President Obama has so little time remaining to inflict lasting damage on the country he hates.
So he’s moving quickly.
In the first 11 weeks of the federal fiscal year 2017 that began this past Oct. 1, the United States took in 23,428 individuals as “refugees,” according to data from the Refugee Processing Center. At the current rate, the country will resettle about 110,580 this fiscal year, which would go beyond President Obama’s target of 110,000, WND reports.
Compare these figures with last year’s when our nation admitted just 13,786 “refugees” in the first 11 weeks of fiscal 2016. By the end of that fiscal year on Sept. 30, 2015, the U.S. had taken in 84,995.
WND news editor Leo Hohmann sees these bumped-up processing rates as part of a “concerted effort” by the Obama administration to get as many “refugees” in as possible before Donald Trump becomes president on Jan. 20.
“Get them here before Trump takes office on Jan. 20, because you don’t know exactly what Trump will do with regard to this controversial program,” said Hohmann summing up the administration’s attitude. “The left is in panic mode because this program has run on autopilot for 35 years, and now for the first time we have a president who has expressed an interest in taking a hard, critical look at how it is run and the effects it’s had on our cities, states and country.”
He is referring to the U.S. State Department’s Refugee Admissions Program, which Hohmann wrote about in his brand-new book Stealth Invasion: Muslim Conquest Through Immigration and the Resettlement Jihad.
The WND article continues:
This program does not need to be renewed each year; it has run on autopilot since Congress passed and President Jimmy Carter signed the Refugee Act of 1980. However, the president has the authority to set an annual ceiling on the total number of refugees admitted, as well as to determine which nationalities and how many of each to let in.
While Obama has set his sights on admitting 110,000 refugees this fiscal year, Daniel Horowitz, senior editor at Conservative Review, noted Trump can block the roughly 80,000 who are scheduled to come in after he takes office.
“To begin with, §212(f) of [the] Immigration and Nationality Act gives the president unilateral authority at will to shut down any form of immigration under any circumstance,” Horowitz explained in a recent column. “In particular, §207 delegated to the president full authority to set the number of refugees to be admitted in a given year. Thus, Trump can easily shut down refugee resettlement through executive action on day one of his administration.”
Hohmann holds a similar hope the president-elect will use his executive power to curtail the refugee resettlement program.

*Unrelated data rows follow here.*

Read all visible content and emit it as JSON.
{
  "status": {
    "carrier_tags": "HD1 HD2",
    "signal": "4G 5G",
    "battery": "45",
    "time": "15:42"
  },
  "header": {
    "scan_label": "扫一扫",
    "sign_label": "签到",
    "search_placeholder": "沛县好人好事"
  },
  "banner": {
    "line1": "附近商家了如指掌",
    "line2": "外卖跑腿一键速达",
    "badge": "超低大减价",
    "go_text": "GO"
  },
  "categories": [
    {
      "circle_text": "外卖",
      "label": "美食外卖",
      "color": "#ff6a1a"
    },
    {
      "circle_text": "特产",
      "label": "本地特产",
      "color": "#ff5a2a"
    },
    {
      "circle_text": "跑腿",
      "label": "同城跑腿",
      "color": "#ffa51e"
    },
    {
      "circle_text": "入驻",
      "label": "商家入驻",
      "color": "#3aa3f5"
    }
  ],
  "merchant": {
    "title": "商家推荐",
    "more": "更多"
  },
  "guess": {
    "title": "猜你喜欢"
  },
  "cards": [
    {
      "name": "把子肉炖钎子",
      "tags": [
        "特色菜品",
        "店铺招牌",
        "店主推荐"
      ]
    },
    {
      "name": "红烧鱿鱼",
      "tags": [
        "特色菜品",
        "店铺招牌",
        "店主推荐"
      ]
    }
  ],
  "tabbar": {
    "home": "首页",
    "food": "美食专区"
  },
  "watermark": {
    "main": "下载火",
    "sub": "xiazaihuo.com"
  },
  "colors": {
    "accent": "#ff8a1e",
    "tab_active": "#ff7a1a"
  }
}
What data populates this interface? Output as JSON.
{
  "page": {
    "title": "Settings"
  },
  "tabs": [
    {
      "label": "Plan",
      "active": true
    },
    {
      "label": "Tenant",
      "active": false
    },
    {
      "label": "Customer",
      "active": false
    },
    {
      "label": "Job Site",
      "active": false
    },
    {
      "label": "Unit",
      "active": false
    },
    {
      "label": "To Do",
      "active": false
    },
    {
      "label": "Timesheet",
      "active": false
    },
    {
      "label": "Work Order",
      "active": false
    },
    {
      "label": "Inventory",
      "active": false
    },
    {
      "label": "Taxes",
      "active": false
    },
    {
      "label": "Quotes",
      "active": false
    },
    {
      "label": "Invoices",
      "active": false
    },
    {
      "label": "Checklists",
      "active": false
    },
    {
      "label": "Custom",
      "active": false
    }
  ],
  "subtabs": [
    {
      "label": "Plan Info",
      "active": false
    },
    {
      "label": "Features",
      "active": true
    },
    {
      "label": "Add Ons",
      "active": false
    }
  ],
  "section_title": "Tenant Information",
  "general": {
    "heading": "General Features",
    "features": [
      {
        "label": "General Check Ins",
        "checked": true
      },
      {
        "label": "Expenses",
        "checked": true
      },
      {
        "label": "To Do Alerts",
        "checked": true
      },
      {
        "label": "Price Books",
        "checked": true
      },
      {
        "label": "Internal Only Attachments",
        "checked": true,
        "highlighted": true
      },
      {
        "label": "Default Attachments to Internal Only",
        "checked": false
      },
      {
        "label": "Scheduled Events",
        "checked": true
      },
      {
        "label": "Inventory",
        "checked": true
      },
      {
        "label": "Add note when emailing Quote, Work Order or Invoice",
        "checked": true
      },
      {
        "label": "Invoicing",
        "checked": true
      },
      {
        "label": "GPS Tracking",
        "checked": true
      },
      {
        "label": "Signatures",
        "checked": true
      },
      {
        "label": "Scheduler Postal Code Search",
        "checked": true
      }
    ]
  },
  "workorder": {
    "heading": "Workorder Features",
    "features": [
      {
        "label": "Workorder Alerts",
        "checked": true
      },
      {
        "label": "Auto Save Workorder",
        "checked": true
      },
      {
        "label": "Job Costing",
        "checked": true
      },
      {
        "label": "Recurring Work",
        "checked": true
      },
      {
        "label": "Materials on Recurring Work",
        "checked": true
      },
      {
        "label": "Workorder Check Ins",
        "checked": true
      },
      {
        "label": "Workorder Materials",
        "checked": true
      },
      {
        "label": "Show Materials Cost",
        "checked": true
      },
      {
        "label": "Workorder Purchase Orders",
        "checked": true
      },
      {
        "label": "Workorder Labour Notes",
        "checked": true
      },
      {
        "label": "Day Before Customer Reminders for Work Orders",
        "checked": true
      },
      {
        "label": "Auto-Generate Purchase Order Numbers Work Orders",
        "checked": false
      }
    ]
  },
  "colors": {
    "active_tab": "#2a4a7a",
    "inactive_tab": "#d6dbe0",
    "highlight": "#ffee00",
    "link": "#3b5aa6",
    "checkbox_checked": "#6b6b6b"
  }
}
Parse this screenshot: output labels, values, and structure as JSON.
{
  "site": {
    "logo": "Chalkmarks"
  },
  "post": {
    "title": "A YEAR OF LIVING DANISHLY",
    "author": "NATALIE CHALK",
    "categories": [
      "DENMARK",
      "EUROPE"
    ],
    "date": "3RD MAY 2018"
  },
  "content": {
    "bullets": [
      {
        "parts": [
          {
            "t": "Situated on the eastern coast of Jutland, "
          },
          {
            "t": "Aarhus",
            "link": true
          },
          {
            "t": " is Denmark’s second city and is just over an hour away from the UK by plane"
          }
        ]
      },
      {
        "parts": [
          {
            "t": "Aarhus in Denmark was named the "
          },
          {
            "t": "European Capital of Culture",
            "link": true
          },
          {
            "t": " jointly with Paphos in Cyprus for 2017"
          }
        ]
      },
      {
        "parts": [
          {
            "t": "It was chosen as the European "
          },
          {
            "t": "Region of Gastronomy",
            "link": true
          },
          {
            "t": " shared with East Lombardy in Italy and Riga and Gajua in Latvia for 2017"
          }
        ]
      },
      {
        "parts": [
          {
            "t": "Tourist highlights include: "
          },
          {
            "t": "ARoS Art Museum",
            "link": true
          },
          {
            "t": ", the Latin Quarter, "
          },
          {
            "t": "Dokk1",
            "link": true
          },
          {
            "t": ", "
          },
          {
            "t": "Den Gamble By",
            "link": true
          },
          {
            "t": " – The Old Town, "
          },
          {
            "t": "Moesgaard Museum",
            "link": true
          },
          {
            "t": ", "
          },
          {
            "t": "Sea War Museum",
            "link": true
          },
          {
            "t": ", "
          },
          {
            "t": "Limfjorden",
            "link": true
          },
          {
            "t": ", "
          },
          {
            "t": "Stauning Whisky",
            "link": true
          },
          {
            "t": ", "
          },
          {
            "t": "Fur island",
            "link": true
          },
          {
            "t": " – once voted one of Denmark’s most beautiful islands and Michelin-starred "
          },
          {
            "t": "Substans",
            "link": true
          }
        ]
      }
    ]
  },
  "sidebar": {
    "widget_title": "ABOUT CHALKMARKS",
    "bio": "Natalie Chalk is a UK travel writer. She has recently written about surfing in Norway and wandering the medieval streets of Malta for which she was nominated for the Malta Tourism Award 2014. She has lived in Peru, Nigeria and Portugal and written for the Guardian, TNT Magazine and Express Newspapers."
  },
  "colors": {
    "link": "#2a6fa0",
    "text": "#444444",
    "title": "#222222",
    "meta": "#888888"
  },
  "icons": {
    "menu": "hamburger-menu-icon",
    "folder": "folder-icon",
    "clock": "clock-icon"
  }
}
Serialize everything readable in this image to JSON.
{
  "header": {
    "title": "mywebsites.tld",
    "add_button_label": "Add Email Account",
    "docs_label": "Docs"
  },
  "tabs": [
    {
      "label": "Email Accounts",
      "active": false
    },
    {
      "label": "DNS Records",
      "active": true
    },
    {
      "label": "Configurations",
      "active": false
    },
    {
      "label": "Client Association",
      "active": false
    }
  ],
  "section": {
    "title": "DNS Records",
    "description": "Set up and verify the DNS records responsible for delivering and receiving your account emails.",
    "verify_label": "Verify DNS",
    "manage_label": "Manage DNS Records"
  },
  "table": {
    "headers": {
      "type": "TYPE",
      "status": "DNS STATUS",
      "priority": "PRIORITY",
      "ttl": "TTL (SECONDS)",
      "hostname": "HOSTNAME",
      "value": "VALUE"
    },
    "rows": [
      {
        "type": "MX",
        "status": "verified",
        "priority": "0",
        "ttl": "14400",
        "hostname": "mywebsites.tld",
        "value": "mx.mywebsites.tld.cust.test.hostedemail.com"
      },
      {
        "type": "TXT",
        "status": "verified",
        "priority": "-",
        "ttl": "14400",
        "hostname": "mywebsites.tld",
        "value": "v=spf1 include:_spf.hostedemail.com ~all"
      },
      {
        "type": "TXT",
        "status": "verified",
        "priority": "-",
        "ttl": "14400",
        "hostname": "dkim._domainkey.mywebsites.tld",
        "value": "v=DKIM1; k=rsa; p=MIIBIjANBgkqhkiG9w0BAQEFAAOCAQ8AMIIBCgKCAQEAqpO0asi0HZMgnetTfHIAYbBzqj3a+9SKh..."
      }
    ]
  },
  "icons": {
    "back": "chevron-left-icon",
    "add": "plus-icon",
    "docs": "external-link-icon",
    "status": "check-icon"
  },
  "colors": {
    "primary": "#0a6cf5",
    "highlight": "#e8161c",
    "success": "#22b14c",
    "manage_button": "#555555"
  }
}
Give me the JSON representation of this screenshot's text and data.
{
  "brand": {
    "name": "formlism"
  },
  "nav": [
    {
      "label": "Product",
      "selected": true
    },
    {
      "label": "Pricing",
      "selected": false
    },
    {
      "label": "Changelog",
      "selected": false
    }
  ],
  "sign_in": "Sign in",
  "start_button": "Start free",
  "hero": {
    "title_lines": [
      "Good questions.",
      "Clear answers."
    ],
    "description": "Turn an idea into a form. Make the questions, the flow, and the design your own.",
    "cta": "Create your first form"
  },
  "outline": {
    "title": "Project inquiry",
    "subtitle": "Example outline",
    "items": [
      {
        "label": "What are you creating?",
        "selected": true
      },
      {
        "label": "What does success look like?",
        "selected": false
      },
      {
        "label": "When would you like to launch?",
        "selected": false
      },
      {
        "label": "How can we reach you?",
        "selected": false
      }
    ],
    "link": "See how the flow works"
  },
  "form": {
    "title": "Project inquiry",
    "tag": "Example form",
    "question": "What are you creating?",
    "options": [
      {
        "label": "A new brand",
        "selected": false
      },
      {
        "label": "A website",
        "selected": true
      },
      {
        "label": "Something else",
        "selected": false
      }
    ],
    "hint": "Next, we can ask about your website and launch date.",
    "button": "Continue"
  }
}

“Trump could decide to put in place a complete moratorium on all refugee resettlement from Muslim-majority nations like Syria, Afghanistan, Somalia and Iraq, or he could significantly slow up the influx from these countries using what he calls ‘extreme vetting,’” Hohmann advised. […]